_Instructions for the task:_
Every line below must be copied as written, except for pictures.

_Data about app and page elements:_
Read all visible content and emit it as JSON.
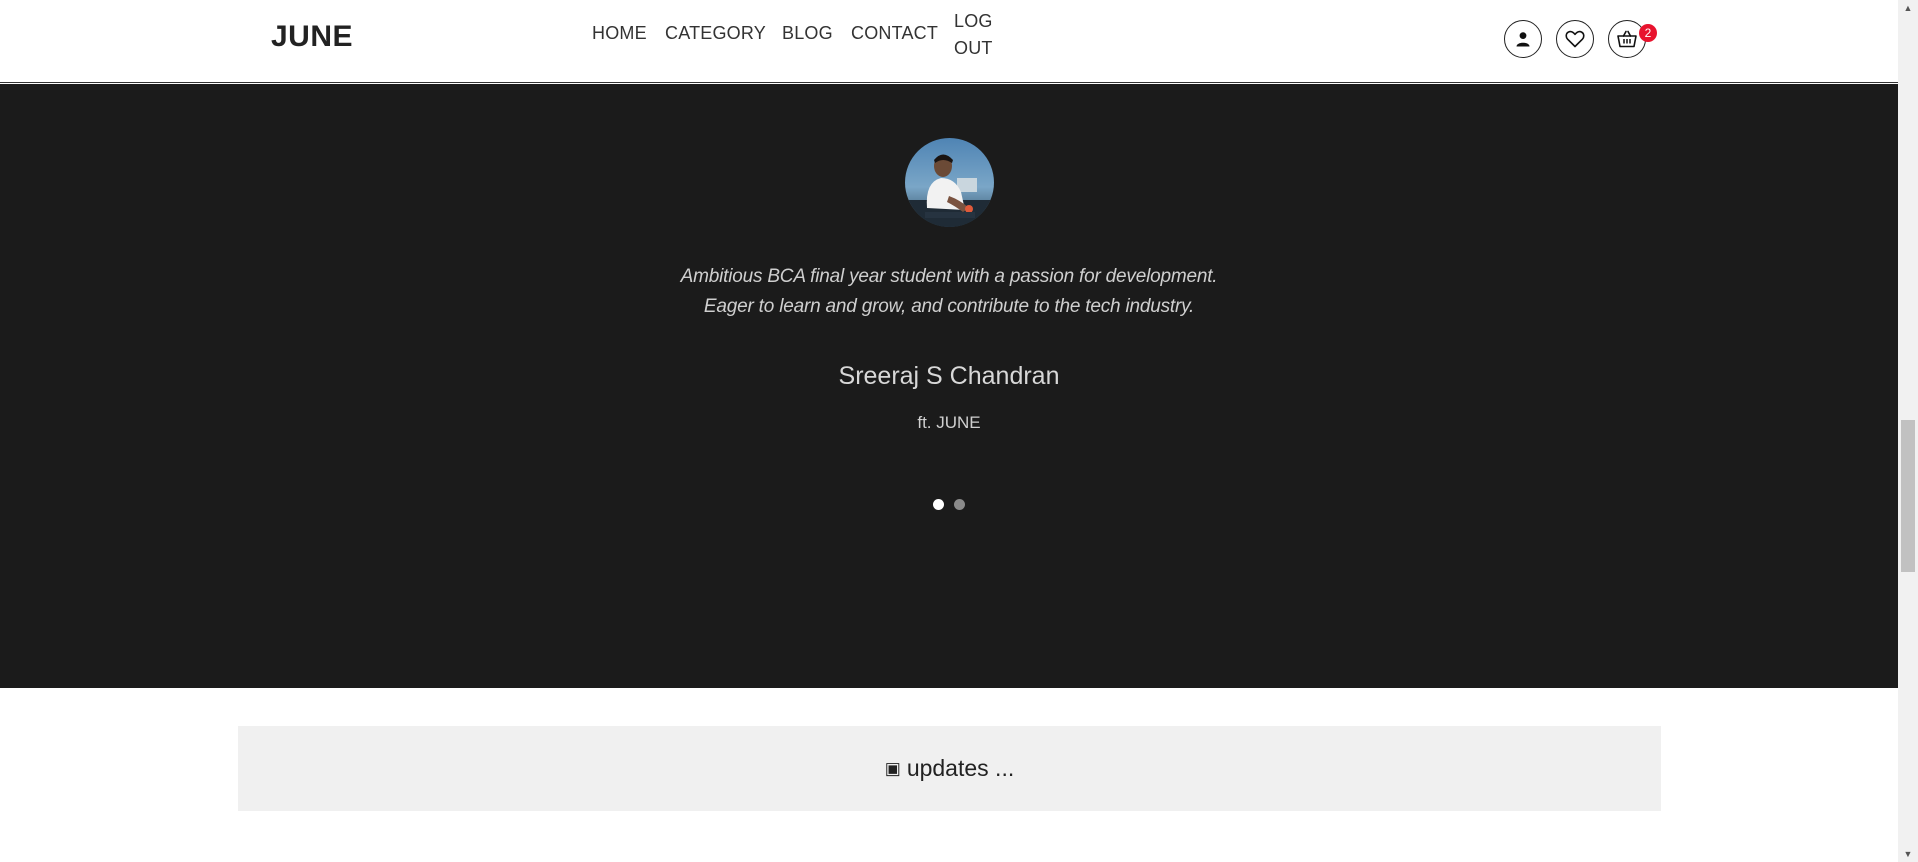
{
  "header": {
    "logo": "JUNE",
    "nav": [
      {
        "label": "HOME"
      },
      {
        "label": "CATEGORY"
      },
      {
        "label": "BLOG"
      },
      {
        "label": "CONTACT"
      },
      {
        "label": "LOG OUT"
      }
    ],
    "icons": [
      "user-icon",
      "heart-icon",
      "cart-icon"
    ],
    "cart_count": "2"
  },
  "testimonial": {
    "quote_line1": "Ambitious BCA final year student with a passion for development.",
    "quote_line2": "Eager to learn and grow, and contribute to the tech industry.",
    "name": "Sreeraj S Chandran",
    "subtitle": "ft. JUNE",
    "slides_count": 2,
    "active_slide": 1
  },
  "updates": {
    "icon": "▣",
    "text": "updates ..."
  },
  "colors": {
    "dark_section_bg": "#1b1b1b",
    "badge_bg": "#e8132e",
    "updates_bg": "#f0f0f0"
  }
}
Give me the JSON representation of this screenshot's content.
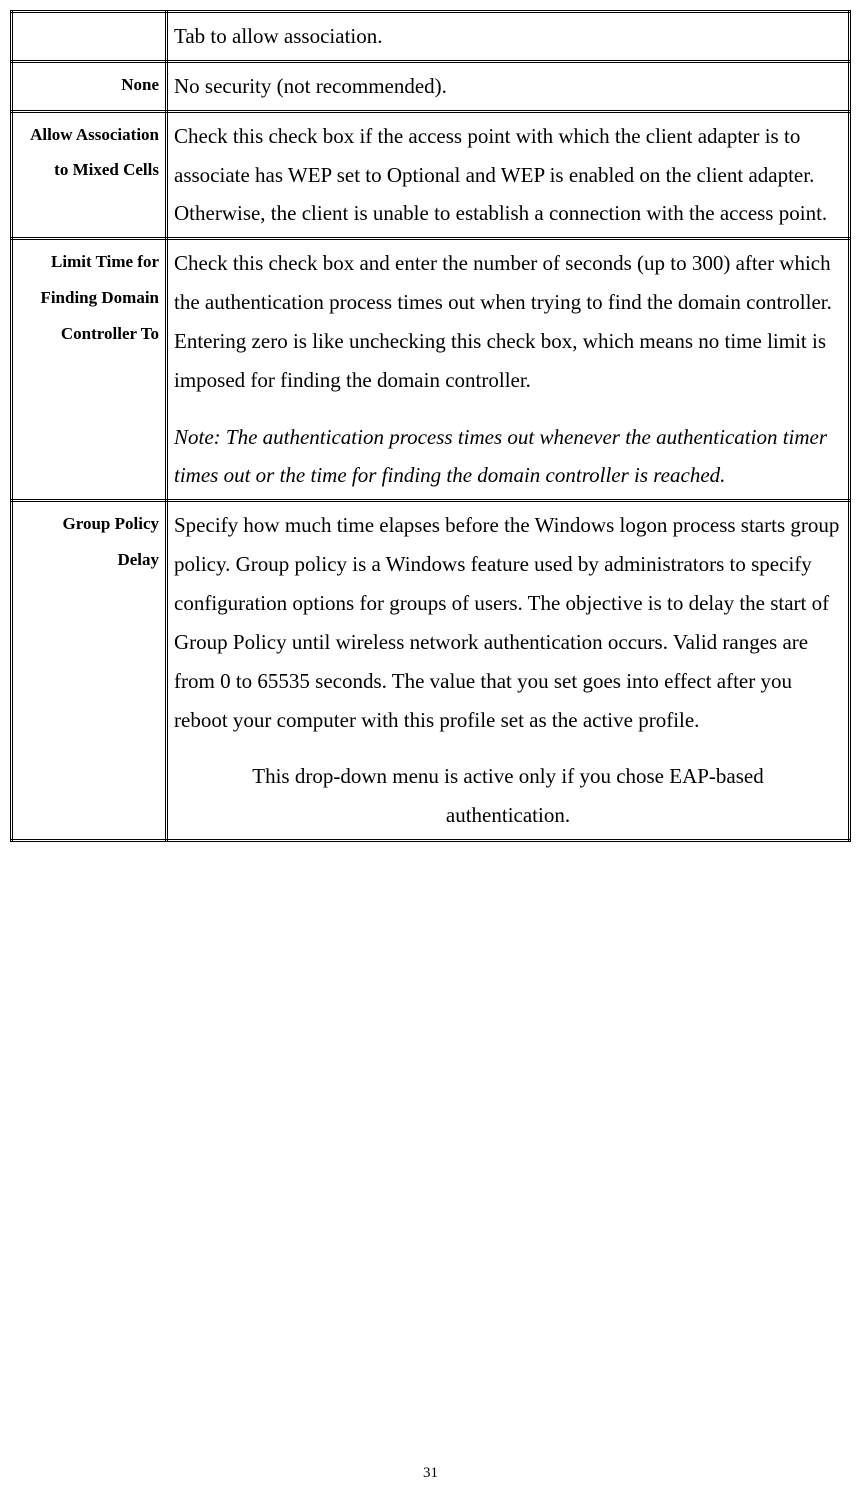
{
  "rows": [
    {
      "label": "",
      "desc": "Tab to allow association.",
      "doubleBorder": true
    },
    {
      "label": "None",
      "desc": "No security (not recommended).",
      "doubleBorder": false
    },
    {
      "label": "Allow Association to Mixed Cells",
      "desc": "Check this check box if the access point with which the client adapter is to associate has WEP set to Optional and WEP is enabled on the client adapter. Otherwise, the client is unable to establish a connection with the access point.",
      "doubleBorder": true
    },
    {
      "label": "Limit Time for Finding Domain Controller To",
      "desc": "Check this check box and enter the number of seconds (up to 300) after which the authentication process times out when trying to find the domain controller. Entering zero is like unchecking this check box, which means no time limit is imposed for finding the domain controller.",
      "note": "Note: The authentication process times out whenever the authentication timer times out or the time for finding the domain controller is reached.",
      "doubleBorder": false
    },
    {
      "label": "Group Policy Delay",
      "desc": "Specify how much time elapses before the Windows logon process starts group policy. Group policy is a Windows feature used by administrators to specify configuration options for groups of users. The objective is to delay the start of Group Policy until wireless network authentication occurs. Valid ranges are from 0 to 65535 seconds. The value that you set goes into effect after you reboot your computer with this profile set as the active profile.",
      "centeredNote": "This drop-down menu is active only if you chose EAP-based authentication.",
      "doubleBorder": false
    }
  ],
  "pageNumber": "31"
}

_Task output:_
Read all visible content and emit it as JSON.
{
  "header": {
    "logo": "JUNE",
    "nav": [
      {
        "label": "HOME"
      },
      {
        "label": "CATEGORY"
      },
      {
        "label": "BLOG"
      },
      {
        "label": "CONTACT"
      },
      {
        "label": "LOG OUT"
      }
    ],
    "icons": [
      "user-icon",
      "heart-icon",
      "cart-icon"
    ],
    "cart_count": "2"
  },
  "testimonial": {
    "quote_line1": "Ambitious BCA final year student with a passion for development.",
    "quote_line2": "Eager to learn and grow, and contribute to the tech industry.",
    "name": "Sreeraj S Chandran",
    "subtitle": "ft. JUNE",
    "slides_count": 2,
    "active_slide": 1
  },
  "updates": {
    "icon": "▣",
    "text": "updates ..."
  },
  "colors": {
    "dark_section_bg": "#1b1b1b",
    "badge_bg": "#e8132e",
    "updates_bg": "#f0f0f0"
  }
}
Give me the JSON representation of this screenshot's content.
{
  "rows": [
    {
      "label": "",
      "desc": "Tab to allow association.",
      "doubleBorder": true
    },
    {
      "label": "None",
      "desc": "No security (not recommended).",
      "doubleBorder": false
    },
    {
      "label": "Allow Association to Mixed Cells",
      "desc": "Check this check box if the access point with which the client adapter is to associate has WEP set to Optional and WEP is enabled on the client adapter. Otherwise, the client is unable to establish a connection with the access point.",
      "doubleBorder": true
    },
    {
      "label": "Limit Time for Finding Domain Controller To",
      "desc": "Check this check box and enter the number of seconds (up to 300) after which the authentication process times out when trying to find the domain controller. Entering zero is like unchecking this check box, which means no time limit is imposed for finding the domain controller.",
      "note": "Note: The authentication process times out whenever the authentication timer times out or the time for finding the domain controller is reached.",
      "doubleBorder": false
    },
    {
      "label": "Group Policy Delay",
      "desc": "Specify how much time elapses before the Windows logon process starts group policy. Group policy is a Windows feature used by administrators to specify configuration options for groups of users. The objective is to delay the start of Group Policy until wireless network authentication occurs. Valid ranges are from 0 to 65535 seconds. The value that you set goes into effect after you reboot your computer with this profile set as the active profile.",
      "centeredNote": "This drop-down menu is active only if you chose EAP-based authentication.",
      "doubleBorder": false
    }
  ],
  "pageNumber": "31"
}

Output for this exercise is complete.